After hearing President Trump say, without scientific evidence, that the antimalarial drug chloroquine could be a “game changer” in the fight against Covid-19, an Arizona man died and his wife was left in critical condition after they swallowed a form of the chemical used to clean fish tanks called chloroquine phosphate.

The grammar mistake is a misplaced modifier (in ordinary English, a description in the wrong place). See if you can figure out what’s wrong:

…a form of the chemical used to clean fish tanks called chloroquine phosphate.

The sentence seems to be saying that the fish tanks are called chloroquine phosphate. Nope! Here’s better wording:

…chloroquine phosphate, a form of the chemical used to clean fish tanks.  BETTER

How did a writer for the New York Times – for heaven’s sake – make such a clumsy mistake? I don’t have a definitive answer, of course. But I suspect that this writer has a habit of writing long sentences, and that opens the door to mistakes.

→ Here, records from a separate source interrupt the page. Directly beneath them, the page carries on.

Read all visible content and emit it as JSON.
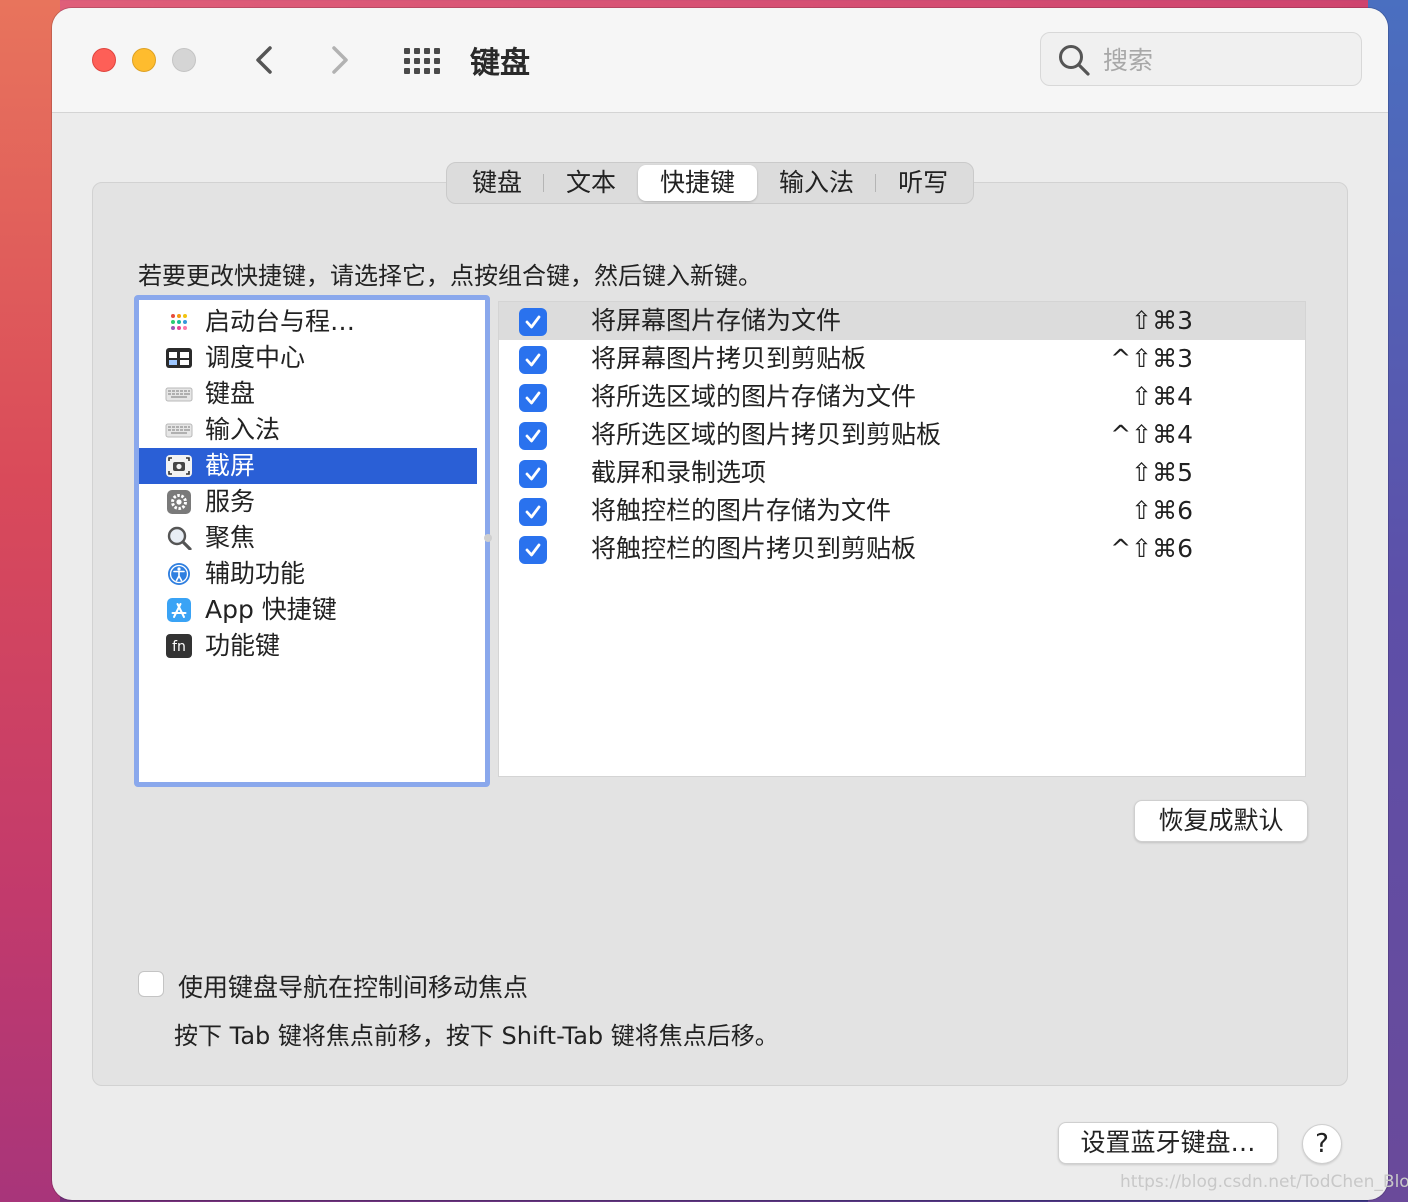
{
  "window": {
    "title": "键盘"
  },
  "search": {
    "placeholder": "搜索"
  },
  "tabs": [
    {
      "label": "键盘"
    },
    {
      "label": "文本"
    },
    {
      "label": "快捷键",
      "active": true
    },
    {
      "label": "输入法"
    },
    {
      "label": "听写"
    }
  ],
  "instruction": "若要更改快捷键，请选择它，点按组合键，然后键入新键。",
  "categories": [
    {
      "label": "启动台与程…",
      "icon": "launchpad-icon"
    },
    {
      "label": "调度中心",
      "icon": "mission-control-icon"
    },
    {
      "label": "键盘",
      "icon": "keyboard-icon"
    },
    {
      "label": "输入法",
      "icon": "input-source-icon"
    },
    {
      "label": "截屏",
      "icon": "screenshot-icon",
      "selected": true
    },
    {
      "label": "服务",
      "icon": "services-gear-icon"
    },
    {
      "label": "聚焦",
      "icon": "spotlight-icon"
    },
    {
      "label": "辅助功能",
      "icon": "accessibility-icon"
    },
    {
      "label": "App 快捷键",
      "icon": "app-store-icon"
    },
    {
      "label": "功能键",
      "icon": "fn-key-icon"
    }
  ],
  "shortcuts": [
    {
      "checked": true,
      "label": "将屏幕图片存储为文件",
      "keys": "⇧⌘3"
    },
    {
      "checked": true,
      "label": "将屏幕图片拷贝到剪贴板",
      "keys": "^⇧⌘3"
    },
    {
      "checked": true,
      "label": "将所选区域的图片存储为文件",
      "keys": "⇧⌘4"
    },
    {
      "checked": true,
      "label": "将所选区域的图片拷贝到剪贴板",
      "keys": "^⇧⌘4"
    },
    {
      "checked": true,
      "label": "截屏和录制选项",
      "keys": "⇧⌘5"
    },
    {
      "checked": true,
      "label": "将触控栏的图片存储为文件",
      "keys": "⇧⌘6"
    },
    {
      "checked": true,
      "label": "将触控栏的图片拷贝到剪贴板",
      "keys": "^⇧⌘6"
    }
  ],
  "buttons": {
    "restore_defaults": "恢复成默认",
    "bluetooth_keyboard": "设置蓝牙键盘…",
    "help": "?"
  },
  "keyboard_nav": {
    "checked": false,
    "label": "使用键盘导航在控制间移动焦点",
    "hint": "按下 Tab 键将焦点前移，按下 Shift-Tab 键将焦点后移。"
  },
  "watermark": "https://blog.csdn.net/TodChen_Blogger",
  "colors": {
    "accent": "#2a72ee",
    "selection": "#2a5fd6",
    "focus_ring": "#8aa8ec"
  }
}
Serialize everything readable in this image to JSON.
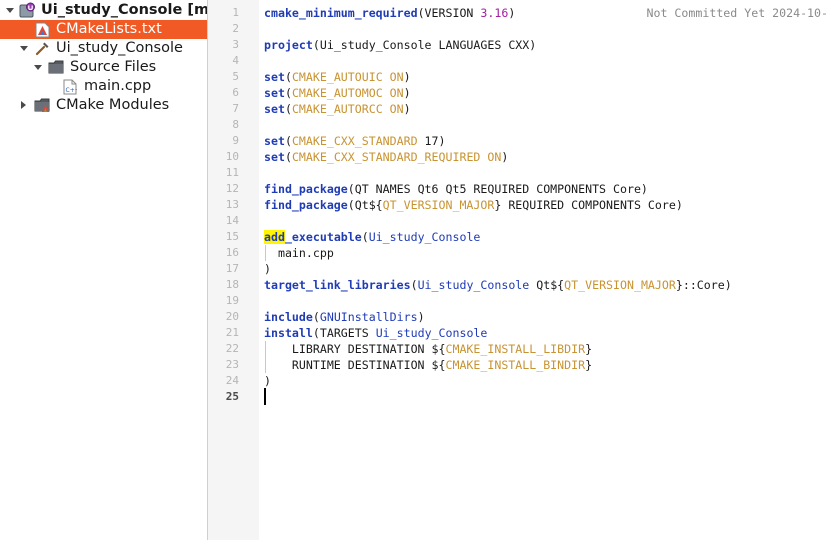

This sentence is 51 words – far too long, and that’s problem #2.

The sentence is telling a story. Let it unfold, step-by-step. There’s no reason to cram the whole story into one sentence. Here’s my version:

An Arizona couple heard President Trump recommend chloroquine phosphate, an antimalarial drug, for Covid-19 – even though it hasn’t been tested. Chloroquine phosphate is a form of a chemical used to clean fish tanks. The couple dosed themselves with the fish tank version. The results were devastating: the man died, and his wife is seriously ill.

You can read the entire article by clicking the link: Covid-19 Has Closed Stores, but Snake Oil Is Still for Sale

A fish tank